Busy Start for Burlington's New City Manager
Chad Bird told Tri States Public Radio that he spent his first week on the job getting familiar with budgets and the city's current projects.
"I pulled out the budget book, which is pretty crazy because it's 300 and some odd pages," Bird said, adding he looked through the budget between meetings and phone calls.
"(I'm) just trying to absorb all the pieces. Burlington's got a lot of projects going on."
Bird said he's excited about the residential development going on downtown. He called it a "unique opportunity" for a town like Burlington.
The community currently has several buildings either being renovated, or yet to be built, that will provide downtown residences. Bird said he thinks younger people are looking for apartments downtown, near restaurants and shopping.
Bird said he believes the key to getting people to move downtown is embracing "tourism as economic development."
"When folks really can work from anywhere these days, quality of life, recreation, and tourism are more important than ever. I think expanding our downtown shopping and dining experiences would help with that," Bird said.
Bird also talked to TSPR about the future of Cascade Bridge. "The balance between historical preservation and moving forward can be delicate."
"What we'll have to do is really decide, does it even make financial sense to try and preserve something that if we do, might only have a 20 or 30 year life," Bird said. "Or, in some fashion replace it and still honor the history but have a 100-year bridge."
Bird said if the bridge ends up being replaced, parts of it could be used as artwork and displayed in a park.
Whether to repair or replace the historical bridge into Crapo Park, built in 1896, has been an ongoing issue in Burlington.

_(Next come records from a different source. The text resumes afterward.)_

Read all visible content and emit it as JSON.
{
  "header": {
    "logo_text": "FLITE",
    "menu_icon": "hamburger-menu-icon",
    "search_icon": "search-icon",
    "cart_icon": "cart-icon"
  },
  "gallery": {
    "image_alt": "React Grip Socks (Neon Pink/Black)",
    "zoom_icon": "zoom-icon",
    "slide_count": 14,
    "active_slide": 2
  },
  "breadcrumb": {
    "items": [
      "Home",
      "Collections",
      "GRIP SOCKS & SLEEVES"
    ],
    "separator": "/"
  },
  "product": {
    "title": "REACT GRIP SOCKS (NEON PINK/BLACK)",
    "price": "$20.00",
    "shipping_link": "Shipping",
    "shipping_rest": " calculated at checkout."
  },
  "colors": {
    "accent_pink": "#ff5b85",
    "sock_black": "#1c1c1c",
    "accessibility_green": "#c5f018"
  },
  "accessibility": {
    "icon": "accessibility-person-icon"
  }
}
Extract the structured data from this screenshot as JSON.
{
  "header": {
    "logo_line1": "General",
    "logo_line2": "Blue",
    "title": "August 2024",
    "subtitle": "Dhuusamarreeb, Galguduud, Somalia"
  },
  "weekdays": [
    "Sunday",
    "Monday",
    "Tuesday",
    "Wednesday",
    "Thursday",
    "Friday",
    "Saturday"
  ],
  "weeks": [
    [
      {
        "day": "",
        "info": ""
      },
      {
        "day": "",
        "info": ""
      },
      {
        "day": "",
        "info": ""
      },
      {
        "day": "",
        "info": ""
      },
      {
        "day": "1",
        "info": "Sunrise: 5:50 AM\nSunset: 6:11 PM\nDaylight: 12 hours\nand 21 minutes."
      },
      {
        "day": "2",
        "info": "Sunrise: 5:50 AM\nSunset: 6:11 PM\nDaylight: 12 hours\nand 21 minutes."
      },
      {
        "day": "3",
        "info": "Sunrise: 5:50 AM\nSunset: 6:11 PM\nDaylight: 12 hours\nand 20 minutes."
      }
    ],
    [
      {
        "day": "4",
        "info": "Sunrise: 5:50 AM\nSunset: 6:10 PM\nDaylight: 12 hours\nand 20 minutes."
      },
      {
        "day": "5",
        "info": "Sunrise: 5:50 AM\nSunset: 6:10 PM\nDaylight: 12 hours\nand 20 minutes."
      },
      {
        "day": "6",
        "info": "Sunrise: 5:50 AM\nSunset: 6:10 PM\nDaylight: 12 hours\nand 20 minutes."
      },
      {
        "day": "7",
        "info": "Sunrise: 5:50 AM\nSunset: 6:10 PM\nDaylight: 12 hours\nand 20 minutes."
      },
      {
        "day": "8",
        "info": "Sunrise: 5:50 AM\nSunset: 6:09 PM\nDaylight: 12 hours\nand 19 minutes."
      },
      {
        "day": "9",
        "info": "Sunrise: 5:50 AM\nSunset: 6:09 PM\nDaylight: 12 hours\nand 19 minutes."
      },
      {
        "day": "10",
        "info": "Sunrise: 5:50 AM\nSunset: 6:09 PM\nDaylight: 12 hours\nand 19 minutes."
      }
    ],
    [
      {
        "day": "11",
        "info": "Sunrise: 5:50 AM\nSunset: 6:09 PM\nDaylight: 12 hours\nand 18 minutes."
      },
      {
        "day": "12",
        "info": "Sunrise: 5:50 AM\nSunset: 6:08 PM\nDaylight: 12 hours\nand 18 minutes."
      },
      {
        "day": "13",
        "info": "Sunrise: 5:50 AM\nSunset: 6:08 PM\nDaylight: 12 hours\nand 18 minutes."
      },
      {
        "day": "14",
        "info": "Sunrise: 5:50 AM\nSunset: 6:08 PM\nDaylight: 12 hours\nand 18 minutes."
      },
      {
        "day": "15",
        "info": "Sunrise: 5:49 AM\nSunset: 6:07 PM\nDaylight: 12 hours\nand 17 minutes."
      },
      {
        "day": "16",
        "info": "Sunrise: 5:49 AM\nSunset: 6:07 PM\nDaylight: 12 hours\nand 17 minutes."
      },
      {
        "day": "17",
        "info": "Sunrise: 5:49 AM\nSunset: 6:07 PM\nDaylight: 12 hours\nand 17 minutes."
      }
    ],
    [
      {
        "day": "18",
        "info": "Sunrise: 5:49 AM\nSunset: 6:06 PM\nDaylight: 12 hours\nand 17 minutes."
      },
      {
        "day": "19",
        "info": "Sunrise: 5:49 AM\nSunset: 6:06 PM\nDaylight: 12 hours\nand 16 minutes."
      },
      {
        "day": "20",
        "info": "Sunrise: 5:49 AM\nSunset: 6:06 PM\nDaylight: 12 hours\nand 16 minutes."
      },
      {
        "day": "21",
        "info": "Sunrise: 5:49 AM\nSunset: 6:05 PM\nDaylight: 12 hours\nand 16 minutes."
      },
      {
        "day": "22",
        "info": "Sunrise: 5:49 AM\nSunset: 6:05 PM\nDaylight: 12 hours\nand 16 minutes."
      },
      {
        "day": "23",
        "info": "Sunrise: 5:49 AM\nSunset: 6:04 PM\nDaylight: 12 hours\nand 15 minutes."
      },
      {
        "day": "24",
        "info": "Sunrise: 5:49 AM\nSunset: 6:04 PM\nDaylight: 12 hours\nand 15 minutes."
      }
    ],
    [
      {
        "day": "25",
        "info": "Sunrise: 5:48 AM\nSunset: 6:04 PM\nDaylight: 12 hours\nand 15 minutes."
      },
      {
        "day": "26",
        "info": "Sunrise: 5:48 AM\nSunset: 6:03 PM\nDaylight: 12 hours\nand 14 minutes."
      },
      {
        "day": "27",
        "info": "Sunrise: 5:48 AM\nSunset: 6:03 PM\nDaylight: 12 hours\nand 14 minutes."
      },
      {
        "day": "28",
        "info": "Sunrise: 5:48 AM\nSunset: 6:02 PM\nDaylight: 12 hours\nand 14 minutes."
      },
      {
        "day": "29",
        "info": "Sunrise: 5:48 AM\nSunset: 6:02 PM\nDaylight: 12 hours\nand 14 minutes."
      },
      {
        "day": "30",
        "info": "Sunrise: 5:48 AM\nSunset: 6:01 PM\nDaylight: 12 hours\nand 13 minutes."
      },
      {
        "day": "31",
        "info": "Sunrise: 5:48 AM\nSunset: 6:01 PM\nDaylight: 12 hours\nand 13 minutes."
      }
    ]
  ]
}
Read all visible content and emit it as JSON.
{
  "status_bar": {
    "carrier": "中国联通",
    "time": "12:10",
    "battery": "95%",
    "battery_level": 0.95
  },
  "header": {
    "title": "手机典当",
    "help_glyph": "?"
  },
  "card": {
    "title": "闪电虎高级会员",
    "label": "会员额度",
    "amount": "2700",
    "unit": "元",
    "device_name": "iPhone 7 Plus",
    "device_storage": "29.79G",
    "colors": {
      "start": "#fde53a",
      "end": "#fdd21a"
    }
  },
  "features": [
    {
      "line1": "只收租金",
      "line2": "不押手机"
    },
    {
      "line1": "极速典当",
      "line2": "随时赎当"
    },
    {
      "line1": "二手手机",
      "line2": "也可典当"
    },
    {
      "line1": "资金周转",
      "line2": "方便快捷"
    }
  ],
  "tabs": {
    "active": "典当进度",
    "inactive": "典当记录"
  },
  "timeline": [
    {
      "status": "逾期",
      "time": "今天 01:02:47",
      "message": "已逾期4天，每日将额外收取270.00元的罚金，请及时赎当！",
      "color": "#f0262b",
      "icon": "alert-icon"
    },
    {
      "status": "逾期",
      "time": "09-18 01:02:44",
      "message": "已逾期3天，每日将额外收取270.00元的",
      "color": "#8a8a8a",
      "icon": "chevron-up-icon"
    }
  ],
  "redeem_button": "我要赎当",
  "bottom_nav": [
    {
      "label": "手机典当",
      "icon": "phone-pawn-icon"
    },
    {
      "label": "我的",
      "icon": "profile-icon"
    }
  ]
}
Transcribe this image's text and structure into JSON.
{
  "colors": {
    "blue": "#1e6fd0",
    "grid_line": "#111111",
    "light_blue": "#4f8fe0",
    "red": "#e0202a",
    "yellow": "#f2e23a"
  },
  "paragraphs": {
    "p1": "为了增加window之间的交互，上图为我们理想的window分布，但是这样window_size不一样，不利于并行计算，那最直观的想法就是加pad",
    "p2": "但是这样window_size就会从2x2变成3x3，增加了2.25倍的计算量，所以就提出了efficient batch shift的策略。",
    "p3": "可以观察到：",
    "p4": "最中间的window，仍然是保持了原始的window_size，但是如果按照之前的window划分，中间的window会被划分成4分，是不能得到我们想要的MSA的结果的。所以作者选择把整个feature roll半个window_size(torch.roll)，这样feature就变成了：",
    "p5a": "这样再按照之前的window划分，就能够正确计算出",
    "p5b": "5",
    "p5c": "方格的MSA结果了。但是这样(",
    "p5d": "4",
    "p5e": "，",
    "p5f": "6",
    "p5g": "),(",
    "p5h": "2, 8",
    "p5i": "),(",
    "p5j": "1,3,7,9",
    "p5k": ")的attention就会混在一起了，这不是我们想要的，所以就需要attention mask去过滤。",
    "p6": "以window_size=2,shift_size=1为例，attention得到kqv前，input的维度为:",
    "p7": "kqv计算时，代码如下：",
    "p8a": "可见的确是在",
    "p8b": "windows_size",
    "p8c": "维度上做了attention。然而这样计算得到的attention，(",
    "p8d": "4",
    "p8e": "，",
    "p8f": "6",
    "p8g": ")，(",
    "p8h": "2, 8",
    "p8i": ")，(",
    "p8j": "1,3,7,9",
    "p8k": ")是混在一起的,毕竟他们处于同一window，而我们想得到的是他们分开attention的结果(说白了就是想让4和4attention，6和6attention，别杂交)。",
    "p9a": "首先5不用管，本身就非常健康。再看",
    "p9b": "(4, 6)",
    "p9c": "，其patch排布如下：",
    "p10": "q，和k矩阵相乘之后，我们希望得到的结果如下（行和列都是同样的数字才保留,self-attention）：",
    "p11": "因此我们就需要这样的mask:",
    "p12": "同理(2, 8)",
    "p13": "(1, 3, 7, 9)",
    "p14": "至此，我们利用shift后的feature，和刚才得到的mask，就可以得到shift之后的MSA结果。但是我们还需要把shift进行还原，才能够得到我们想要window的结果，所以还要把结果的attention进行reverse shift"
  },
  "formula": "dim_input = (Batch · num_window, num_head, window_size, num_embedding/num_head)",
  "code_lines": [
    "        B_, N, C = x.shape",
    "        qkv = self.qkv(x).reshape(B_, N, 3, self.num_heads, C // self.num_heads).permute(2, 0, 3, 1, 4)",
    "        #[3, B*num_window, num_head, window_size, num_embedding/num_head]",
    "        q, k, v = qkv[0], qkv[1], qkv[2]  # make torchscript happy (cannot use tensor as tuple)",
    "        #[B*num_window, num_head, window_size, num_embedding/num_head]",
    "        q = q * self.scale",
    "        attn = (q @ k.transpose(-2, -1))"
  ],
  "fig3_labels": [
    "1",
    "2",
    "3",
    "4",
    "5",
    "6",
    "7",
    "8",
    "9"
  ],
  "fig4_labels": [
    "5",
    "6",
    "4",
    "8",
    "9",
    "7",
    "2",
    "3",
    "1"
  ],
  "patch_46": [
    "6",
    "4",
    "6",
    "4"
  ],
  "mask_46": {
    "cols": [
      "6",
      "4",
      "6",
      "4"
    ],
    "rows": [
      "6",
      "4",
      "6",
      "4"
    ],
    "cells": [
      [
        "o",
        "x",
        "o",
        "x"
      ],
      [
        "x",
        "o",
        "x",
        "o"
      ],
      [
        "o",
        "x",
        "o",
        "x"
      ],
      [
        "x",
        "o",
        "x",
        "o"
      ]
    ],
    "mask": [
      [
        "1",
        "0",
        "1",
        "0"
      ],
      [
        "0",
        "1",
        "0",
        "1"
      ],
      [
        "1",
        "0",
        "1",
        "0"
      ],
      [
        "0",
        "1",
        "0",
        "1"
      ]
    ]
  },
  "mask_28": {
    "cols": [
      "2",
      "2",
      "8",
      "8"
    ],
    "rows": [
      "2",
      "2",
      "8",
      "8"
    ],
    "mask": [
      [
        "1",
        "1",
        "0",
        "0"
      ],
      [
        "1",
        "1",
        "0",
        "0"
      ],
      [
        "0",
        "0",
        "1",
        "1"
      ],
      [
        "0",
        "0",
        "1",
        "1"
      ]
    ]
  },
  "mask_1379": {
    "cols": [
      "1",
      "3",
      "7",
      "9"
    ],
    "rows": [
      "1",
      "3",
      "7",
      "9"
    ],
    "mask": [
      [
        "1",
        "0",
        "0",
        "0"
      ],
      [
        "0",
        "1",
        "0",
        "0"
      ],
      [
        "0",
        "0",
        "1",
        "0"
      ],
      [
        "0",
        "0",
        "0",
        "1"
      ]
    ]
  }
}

It's been closed to vehicular traffic since 2008, and was closed to pedestrian traffic in 2019.
Bird came to Burlington from Decorah in northeast Iowa, where he served as city manager for 16 years. He replaced Jim Ferneau, who served as Burlington’s city manager for eight years, and left to pursue a new business venture.